Appalachian Power says it shouldn't have to pay punitives for man's firing

By Kelly Holleran | Aug 27, 2009

CHARLESTON – Appalachian Power Company claims it should not have to pay punitive damages to a man who filed a lawsuit against it after he says a faulty security gate arm got him fired.

Mark Webb filed a lawsuit June 15 in Kanawha Circuit Court against American Electric Power. Appalachian Power Company, which says it was incorrectly identified in Webb's suit as American Electric Power, removed the case to U.S. District Court for the Southern District of West Virginia on July 16.

In his suit, Webb claims he was a dump truck driver for a company called Headwaters, Inc.

He says that on Dec. 5, 2008, he was entering an AEP property in Glasgow through a security gate.

According to his complaint, as Webb was going through the gate, the arm came down on the truck, causing minimal damage to the truck and more damage to the gate.

Webb says an employee of AEP called his employer to say they did not want Webb on AEP property again.

Because of this call, Webb says he was fired from his job.

He's seeking compensatory and punitive damages.

But Appalachian Power Company denies Webb's allegations against it andclaims it should not be required to pay any punitive damages to Webb.

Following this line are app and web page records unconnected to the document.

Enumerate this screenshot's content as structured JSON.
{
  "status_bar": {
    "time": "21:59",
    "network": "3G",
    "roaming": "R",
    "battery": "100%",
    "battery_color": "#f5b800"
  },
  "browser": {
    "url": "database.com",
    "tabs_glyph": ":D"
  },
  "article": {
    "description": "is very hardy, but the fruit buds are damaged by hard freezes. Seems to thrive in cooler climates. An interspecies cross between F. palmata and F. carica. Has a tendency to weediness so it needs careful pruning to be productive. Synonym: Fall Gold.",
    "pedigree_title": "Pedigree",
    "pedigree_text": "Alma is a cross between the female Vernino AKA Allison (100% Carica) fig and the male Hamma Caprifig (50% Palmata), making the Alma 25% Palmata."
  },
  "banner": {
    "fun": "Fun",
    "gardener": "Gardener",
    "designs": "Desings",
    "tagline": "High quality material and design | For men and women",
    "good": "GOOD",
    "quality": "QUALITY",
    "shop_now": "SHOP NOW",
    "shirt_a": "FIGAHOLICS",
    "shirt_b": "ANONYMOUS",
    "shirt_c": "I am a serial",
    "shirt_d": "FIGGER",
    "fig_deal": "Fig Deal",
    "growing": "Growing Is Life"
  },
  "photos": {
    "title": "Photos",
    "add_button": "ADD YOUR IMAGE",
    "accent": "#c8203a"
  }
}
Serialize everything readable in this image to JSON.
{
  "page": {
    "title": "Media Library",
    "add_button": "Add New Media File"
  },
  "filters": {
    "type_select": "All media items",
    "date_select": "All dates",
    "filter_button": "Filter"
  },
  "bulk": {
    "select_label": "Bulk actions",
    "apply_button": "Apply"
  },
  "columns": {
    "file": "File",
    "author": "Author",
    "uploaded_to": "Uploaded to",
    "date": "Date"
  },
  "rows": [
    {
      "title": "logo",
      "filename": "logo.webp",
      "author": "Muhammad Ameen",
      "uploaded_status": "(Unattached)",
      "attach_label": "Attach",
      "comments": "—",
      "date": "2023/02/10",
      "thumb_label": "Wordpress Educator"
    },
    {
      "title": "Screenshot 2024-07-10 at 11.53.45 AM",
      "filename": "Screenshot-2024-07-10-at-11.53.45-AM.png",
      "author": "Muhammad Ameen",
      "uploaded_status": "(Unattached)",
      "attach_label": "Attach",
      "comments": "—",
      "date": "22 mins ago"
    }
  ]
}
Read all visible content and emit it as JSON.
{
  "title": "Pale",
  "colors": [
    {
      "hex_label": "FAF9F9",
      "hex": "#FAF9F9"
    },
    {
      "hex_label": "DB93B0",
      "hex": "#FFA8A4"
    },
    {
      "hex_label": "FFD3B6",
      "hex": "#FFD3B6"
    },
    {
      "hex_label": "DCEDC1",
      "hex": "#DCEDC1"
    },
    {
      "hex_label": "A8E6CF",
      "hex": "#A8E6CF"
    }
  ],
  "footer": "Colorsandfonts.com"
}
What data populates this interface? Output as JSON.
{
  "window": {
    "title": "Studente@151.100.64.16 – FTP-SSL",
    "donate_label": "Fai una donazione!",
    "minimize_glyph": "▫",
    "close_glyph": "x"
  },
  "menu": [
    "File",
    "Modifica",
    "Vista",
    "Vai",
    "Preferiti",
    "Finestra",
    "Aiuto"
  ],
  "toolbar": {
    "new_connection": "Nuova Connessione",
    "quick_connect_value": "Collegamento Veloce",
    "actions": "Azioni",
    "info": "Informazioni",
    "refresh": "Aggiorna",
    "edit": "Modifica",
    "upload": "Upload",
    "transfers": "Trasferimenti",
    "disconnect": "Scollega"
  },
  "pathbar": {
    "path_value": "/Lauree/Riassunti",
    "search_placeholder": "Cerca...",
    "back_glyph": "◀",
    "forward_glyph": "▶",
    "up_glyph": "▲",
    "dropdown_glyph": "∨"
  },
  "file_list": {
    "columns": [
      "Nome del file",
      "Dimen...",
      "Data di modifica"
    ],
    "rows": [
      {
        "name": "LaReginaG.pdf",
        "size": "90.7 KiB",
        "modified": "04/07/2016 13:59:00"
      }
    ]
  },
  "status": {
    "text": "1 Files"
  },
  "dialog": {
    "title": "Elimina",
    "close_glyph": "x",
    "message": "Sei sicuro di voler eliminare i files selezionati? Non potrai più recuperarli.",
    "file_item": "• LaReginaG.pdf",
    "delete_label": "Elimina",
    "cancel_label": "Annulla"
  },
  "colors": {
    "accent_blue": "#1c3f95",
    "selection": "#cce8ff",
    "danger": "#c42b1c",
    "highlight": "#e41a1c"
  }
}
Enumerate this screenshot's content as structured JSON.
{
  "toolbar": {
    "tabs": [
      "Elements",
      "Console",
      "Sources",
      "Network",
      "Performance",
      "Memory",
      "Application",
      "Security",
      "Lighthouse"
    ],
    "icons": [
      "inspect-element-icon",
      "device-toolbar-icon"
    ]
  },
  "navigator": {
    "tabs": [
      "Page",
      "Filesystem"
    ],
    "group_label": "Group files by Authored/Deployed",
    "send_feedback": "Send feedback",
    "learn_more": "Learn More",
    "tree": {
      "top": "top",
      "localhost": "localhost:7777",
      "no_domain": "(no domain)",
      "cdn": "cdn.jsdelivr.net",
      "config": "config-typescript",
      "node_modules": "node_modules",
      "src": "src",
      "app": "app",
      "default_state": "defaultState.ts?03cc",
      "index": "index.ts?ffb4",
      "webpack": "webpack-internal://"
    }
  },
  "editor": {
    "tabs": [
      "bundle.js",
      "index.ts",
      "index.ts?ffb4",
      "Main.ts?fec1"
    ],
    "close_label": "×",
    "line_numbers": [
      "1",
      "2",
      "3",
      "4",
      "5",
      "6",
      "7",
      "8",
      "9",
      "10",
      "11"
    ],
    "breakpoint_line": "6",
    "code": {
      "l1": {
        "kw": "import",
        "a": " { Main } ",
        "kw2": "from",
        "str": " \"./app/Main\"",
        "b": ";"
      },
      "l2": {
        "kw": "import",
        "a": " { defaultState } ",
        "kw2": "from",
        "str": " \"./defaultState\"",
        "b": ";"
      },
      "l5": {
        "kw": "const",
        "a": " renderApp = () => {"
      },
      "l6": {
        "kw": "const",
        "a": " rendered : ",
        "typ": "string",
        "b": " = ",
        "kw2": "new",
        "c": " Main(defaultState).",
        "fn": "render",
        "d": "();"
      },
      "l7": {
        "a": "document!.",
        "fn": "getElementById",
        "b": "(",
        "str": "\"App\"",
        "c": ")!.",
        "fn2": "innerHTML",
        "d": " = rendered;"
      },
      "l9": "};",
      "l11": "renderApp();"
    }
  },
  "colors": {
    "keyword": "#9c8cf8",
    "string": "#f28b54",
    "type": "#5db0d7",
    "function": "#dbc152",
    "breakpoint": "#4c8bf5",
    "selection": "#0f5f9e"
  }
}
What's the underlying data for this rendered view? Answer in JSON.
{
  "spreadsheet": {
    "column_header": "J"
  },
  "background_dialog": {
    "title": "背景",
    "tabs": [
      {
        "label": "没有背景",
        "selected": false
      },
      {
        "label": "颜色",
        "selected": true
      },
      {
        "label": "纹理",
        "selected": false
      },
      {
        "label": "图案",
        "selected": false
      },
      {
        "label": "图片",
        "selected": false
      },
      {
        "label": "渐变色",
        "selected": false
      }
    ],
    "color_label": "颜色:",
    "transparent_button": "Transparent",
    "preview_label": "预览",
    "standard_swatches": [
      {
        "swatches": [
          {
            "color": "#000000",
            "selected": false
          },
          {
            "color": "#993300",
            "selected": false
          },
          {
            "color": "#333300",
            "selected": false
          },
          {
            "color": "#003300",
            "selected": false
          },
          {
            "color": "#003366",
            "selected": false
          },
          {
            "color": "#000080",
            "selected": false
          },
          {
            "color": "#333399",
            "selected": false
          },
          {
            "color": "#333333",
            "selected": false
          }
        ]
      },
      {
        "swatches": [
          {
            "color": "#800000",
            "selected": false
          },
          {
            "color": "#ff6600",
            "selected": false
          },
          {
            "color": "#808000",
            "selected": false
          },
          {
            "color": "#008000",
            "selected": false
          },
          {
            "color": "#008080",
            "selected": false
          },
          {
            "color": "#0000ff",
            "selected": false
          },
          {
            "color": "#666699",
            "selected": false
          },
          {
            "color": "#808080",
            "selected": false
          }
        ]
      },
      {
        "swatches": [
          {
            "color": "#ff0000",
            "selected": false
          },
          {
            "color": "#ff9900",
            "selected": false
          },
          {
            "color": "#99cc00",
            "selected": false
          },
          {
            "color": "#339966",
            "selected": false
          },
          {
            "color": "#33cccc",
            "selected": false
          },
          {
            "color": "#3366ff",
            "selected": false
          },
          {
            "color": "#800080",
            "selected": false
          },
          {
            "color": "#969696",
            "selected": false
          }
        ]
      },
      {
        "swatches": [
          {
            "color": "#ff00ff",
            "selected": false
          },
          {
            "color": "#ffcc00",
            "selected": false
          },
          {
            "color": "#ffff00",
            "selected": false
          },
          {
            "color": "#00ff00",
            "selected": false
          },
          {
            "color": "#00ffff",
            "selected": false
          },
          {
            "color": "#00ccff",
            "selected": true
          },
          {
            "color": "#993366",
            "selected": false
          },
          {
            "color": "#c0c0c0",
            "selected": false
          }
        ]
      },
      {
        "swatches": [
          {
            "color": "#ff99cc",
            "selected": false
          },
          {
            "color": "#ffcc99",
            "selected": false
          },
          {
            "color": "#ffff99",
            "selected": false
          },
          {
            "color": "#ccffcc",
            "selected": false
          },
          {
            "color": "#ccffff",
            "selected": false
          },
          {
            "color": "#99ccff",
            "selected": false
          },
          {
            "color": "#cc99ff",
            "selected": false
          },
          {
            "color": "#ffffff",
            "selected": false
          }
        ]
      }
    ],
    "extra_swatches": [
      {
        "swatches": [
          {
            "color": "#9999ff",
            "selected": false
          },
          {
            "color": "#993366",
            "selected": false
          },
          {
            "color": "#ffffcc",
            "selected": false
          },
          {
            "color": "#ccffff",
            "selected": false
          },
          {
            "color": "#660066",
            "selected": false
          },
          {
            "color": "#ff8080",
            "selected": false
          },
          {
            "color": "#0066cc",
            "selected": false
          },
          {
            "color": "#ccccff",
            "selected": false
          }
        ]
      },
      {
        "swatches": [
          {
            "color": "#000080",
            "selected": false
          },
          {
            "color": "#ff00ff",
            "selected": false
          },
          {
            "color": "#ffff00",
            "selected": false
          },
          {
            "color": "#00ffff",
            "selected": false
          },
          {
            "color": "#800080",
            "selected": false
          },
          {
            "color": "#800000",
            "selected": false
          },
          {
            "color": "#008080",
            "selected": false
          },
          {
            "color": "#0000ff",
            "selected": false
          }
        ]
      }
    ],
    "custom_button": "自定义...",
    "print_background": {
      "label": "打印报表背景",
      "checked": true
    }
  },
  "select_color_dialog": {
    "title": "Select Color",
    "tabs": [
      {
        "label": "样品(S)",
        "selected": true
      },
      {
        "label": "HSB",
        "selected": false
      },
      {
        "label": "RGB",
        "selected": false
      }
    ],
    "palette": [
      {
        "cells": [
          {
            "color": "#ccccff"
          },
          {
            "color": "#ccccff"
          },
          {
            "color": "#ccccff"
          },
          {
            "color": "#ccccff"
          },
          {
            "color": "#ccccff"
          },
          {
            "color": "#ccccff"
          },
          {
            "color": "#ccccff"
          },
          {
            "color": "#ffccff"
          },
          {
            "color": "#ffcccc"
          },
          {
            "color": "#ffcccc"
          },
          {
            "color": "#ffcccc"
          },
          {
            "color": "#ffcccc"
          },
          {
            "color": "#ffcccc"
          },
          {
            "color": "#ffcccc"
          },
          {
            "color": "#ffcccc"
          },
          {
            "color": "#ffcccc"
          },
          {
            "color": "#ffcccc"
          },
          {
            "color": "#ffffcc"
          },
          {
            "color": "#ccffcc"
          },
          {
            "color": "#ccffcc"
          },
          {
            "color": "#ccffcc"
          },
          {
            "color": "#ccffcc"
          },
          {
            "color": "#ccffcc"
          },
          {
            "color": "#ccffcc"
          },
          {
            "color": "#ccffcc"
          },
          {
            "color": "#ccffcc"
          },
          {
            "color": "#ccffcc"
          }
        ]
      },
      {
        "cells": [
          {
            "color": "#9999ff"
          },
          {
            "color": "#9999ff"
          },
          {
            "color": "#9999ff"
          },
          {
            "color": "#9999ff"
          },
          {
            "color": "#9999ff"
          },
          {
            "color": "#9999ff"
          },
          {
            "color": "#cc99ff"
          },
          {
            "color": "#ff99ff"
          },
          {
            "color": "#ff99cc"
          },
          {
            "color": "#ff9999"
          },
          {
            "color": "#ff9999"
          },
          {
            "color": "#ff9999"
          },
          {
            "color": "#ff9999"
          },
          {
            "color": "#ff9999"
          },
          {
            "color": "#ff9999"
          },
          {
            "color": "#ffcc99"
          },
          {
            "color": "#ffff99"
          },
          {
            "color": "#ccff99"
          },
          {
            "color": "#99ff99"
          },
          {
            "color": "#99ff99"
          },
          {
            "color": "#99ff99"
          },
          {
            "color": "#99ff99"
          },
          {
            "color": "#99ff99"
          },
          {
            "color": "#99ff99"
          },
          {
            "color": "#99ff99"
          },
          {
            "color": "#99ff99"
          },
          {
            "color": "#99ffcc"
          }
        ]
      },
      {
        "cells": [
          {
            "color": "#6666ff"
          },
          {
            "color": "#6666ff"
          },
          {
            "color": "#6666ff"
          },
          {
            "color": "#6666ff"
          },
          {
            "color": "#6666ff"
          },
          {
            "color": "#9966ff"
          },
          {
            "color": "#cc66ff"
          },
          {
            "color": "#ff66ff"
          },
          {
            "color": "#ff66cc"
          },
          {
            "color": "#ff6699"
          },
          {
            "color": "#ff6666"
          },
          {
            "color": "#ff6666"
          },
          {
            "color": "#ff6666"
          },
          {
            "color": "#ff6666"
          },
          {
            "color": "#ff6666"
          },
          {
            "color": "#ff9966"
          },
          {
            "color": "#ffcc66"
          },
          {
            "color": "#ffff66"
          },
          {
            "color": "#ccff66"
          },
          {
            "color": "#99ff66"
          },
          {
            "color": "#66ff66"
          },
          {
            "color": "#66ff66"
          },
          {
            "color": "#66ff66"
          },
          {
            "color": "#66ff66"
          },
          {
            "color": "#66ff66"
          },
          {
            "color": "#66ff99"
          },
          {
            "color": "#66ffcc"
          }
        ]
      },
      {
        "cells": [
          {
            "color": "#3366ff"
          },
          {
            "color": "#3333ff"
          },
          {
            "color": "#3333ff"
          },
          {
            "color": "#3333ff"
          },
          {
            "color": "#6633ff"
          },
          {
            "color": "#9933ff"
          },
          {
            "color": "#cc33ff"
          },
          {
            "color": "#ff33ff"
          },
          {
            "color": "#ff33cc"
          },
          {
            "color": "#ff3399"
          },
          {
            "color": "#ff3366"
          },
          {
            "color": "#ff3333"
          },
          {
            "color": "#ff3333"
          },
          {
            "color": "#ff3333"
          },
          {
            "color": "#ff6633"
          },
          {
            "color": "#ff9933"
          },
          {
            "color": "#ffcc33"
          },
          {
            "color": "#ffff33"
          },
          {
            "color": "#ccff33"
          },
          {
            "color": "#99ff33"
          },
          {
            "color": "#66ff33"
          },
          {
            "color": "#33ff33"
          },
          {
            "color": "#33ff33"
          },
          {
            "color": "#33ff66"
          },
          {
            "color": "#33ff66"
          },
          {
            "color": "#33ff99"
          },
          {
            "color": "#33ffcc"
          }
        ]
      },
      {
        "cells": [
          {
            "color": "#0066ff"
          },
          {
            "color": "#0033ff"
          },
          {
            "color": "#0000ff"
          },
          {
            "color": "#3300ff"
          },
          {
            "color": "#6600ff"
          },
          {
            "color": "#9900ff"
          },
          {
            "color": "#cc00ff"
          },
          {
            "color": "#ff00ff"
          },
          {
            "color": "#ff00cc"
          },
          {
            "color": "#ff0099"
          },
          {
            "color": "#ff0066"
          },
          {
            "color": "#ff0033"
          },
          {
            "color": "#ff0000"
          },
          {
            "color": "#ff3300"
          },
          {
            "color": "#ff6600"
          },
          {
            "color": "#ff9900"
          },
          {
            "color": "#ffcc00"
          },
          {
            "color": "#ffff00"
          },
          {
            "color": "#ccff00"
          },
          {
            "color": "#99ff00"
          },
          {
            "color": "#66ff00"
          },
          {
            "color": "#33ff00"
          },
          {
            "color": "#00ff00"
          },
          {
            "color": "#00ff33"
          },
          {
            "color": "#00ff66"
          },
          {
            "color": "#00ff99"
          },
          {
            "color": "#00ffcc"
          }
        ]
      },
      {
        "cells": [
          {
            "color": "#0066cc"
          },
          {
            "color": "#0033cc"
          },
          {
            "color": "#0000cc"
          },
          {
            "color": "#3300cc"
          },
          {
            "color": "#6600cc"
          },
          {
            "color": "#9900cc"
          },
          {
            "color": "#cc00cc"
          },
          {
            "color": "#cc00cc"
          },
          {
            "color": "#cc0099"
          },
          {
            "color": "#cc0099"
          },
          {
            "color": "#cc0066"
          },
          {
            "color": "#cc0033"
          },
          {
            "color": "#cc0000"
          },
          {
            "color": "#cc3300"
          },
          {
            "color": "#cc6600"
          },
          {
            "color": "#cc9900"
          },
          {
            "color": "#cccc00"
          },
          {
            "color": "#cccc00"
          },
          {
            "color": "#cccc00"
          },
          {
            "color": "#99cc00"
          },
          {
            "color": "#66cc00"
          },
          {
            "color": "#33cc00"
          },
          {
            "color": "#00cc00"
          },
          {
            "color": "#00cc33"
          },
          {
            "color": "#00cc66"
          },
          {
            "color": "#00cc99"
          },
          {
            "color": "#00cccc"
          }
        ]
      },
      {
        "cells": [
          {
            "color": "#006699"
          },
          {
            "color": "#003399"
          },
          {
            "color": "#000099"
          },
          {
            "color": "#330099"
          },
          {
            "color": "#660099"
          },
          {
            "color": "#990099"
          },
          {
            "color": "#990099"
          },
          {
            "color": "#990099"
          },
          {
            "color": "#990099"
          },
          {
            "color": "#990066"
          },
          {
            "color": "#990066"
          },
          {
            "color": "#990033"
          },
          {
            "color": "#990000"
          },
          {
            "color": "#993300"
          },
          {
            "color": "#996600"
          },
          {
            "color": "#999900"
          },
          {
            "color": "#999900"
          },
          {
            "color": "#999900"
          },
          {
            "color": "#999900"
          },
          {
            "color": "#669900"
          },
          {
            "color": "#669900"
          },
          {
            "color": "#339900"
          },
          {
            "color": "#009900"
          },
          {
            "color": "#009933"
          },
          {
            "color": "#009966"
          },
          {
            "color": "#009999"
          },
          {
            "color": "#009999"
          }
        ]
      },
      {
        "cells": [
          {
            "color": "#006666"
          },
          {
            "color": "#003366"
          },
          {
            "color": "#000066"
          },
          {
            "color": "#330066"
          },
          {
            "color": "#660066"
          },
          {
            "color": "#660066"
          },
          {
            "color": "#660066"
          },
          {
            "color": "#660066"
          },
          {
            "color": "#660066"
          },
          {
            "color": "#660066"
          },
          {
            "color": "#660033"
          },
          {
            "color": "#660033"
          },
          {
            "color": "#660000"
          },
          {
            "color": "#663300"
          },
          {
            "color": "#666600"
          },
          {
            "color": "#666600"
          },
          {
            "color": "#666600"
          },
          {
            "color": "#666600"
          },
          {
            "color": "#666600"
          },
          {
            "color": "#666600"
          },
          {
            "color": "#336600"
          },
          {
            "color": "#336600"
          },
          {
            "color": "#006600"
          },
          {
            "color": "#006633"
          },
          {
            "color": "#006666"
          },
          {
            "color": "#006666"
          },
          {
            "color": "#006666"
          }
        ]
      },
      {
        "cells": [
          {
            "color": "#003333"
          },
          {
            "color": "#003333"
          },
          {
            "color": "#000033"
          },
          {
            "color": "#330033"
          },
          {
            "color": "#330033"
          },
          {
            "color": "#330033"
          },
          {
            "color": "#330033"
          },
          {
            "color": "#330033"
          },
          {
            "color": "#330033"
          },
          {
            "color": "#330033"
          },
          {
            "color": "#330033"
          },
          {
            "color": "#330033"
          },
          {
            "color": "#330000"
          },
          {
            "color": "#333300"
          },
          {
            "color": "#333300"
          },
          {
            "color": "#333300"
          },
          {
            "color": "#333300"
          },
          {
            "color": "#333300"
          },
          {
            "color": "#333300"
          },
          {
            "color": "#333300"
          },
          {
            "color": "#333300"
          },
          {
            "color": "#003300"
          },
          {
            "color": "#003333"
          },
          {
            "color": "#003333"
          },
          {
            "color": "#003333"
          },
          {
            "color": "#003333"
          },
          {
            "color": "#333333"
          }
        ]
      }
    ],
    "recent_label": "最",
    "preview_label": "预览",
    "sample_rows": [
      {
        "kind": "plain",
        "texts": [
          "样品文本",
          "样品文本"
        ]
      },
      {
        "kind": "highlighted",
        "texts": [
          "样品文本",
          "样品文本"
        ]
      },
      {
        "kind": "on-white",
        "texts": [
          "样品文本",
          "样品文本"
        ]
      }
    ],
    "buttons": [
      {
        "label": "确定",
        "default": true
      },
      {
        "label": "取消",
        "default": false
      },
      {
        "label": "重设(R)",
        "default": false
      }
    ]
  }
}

"It is a violation of the Due Process and Equal Protection Clauses of the Fourteenth Amendment of the United States Constitution to impose punitive damages, which are penal in nature, against a civil defendant upon a plaintiff satisfying a burden of proof which is less than the 'beyond a reasonable doubt' burden of proof required in criminal cases," the electric company's answer to Webb's complaint says.

In addition, Appalachian Power Company blames Webb and other intervening acts for causing his termination.

"If Plaintiff suffered from any of the damages alleged in the Complaint, such damages were caused solely by conduct of persons, firms and/or corporations other than APCo," its answer says. "APCO cannot be held liable for the acts or omissions of such persons, firms or corporations."

In its answer, Appalachian Power Company is asking the court to rule it is not liable for any of Webb's damages and is asking the court to dismiss the case with prejudice , awarding the company costs and attorney's fees.

J. Michael Ranson, Cynthia M. Ranson and George B. Morrone are representing Webb.

Brian R. Swiger and Matthew S. Casto of Jackson Kelly in Charleston are representing Appalachian Power Company.

U.S. District Court case number: 2:09-813

More News

The Record Network